§ What to do
Take each line in the entries below that holds "change" and show it.

§ Task material

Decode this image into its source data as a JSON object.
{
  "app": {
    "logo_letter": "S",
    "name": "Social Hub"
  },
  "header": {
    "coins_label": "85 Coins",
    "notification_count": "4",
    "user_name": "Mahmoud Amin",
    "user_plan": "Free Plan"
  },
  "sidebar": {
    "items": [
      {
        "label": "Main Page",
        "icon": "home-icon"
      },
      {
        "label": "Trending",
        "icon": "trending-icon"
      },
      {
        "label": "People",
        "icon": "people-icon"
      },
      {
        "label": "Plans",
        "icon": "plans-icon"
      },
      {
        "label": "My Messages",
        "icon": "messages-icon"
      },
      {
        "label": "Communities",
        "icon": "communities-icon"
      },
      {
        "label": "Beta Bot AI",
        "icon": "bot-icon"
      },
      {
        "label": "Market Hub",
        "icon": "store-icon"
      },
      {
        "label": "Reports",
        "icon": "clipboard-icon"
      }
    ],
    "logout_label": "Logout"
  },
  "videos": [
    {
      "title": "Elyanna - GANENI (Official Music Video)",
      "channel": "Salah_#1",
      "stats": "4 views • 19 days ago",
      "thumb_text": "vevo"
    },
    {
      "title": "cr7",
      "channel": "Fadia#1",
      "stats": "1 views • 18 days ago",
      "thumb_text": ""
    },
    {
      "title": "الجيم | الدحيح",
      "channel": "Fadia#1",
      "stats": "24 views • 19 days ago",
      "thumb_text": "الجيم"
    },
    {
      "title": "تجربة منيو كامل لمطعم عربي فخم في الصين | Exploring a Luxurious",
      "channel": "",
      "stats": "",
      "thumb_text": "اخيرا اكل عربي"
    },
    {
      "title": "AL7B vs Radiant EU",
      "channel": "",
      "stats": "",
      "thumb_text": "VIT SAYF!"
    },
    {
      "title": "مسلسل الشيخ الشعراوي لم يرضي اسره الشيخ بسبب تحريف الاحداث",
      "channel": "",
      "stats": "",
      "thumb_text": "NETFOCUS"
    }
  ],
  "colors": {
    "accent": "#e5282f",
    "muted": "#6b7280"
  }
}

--

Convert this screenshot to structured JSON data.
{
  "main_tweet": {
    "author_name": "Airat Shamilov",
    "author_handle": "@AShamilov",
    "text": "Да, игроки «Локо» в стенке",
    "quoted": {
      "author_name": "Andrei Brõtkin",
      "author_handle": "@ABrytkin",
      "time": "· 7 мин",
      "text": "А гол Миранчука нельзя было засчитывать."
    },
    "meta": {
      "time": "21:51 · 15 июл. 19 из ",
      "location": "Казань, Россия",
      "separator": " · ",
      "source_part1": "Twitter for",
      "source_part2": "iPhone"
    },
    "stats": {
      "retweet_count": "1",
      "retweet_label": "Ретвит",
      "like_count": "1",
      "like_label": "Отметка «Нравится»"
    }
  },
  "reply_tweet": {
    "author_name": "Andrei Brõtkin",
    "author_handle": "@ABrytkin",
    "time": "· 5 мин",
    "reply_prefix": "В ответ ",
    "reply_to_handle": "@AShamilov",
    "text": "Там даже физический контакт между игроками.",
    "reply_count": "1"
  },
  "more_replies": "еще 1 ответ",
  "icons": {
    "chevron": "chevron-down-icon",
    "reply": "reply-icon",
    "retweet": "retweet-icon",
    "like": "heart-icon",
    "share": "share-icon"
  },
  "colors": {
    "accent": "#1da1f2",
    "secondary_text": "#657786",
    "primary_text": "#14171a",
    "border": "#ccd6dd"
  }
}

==

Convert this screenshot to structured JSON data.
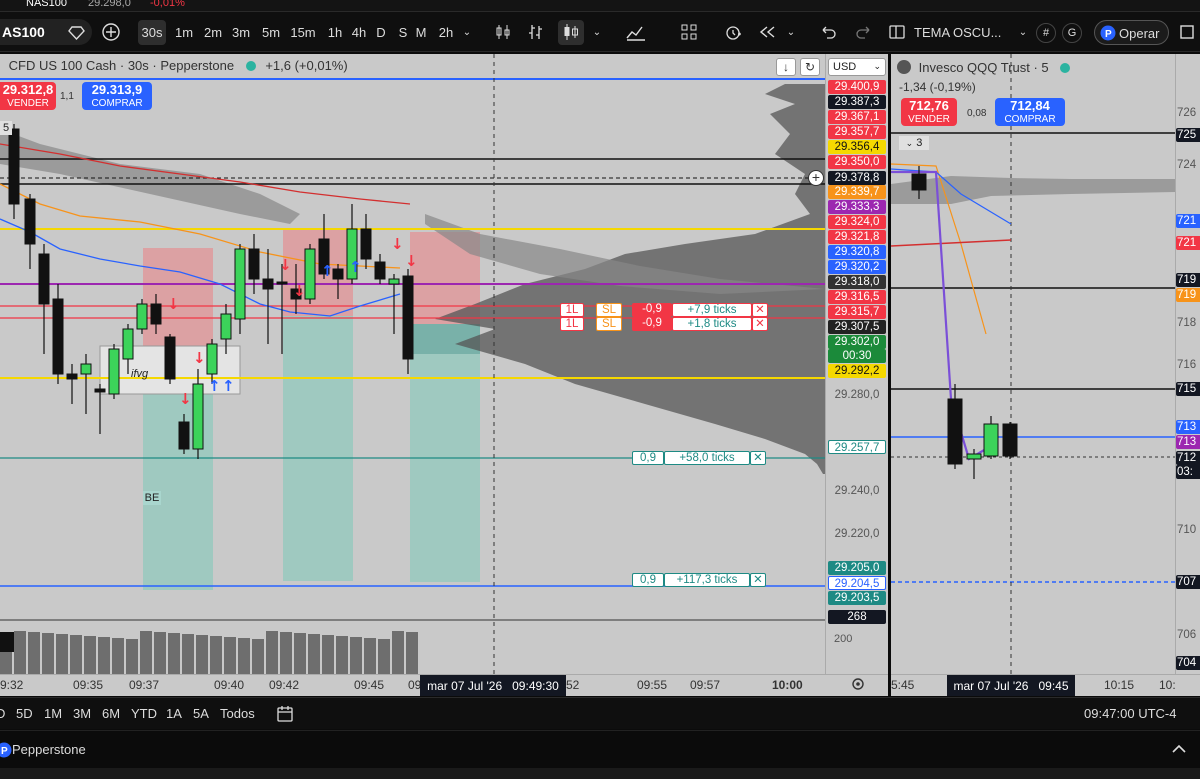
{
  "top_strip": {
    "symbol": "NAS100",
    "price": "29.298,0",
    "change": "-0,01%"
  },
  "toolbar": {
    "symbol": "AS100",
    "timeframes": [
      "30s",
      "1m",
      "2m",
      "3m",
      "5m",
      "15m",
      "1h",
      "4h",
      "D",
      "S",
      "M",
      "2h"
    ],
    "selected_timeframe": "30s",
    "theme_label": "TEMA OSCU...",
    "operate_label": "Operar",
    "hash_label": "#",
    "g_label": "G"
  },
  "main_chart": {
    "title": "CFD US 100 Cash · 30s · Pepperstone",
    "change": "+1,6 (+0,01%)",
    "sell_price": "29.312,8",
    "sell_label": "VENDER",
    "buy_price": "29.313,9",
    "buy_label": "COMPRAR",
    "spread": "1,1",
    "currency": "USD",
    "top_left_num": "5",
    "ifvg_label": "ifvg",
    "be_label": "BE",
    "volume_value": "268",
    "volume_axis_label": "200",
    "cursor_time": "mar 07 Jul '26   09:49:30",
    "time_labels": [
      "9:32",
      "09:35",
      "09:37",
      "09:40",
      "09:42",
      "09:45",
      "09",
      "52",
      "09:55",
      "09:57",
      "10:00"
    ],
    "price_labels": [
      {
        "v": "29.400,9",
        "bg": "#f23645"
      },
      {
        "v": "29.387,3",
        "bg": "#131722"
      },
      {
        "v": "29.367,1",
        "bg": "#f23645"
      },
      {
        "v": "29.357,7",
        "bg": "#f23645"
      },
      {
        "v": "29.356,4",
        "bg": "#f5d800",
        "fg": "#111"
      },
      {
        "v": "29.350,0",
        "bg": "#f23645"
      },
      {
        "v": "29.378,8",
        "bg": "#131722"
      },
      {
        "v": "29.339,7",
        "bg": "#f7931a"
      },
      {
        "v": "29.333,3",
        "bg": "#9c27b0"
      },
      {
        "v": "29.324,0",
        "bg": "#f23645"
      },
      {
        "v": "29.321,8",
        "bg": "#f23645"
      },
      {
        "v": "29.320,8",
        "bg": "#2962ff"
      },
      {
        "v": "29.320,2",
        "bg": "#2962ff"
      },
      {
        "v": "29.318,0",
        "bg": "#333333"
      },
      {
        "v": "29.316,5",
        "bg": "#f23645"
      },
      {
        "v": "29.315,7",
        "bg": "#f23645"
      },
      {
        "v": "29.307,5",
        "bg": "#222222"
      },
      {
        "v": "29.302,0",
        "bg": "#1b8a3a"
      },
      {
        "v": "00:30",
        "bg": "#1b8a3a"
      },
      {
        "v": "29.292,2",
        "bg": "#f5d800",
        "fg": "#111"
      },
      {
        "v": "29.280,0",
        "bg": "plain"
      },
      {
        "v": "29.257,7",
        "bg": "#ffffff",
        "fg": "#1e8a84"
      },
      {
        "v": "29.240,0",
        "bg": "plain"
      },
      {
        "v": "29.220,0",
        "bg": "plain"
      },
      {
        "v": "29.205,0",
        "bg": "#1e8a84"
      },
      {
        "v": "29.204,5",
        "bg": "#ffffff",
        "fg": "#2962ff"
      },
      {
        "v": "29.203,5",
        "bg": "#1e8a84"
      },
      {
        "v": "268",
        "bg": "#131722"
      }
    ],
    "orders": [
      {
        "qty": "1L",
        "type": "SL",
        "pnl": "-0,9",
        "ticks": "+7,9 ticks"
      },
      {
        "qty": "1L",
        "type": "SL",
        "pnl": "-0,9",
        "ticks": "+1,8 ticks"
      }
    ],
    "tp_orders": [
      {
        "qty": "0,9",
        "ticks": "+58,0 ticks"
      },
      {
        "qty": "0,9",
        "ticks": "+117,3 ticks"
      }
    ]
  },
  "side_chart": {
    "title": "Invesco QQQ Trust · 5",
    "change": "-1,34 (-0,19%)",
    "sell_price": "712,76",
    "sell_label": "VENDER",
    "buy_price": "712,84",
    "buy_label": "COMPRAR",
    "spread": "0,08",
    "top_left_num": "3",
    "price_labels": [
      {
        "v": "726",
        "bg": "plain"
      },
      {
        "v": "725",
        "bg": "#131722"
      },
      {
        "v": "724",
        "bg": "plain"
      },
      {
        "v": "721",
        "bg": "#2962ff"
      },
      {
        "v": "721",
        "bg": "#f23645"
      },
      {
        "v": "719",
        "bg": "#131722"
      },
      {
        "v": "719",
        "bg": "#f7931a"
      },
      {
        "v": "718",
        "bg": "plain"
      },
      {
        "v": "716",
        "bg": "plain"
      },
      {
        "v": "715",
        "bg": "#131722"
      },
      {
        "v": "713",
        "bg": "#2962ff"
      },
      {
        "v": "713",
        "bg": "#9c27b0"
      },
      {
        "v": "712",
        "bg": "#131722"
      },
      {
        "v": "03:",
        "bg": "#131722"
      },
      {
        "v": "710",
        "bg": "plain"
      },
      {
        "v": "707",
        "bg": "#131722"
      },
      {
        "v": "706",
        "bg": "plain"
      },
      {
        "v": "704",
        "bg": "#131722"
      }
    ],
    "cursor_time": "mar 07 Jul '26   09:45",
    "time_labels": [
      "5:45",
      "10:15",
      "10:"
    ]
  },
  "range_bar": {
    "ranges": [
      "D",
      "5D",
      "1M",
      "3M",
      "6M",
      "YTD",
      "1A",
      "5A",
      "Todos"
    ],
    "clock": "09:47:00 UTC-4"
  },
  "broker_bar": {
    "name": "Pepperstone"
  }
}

§ Answer area
    "change": "-0,01%"
    "change": "+1,6 (+0,01%)",
    "change": "-1,34 (-0,19%)",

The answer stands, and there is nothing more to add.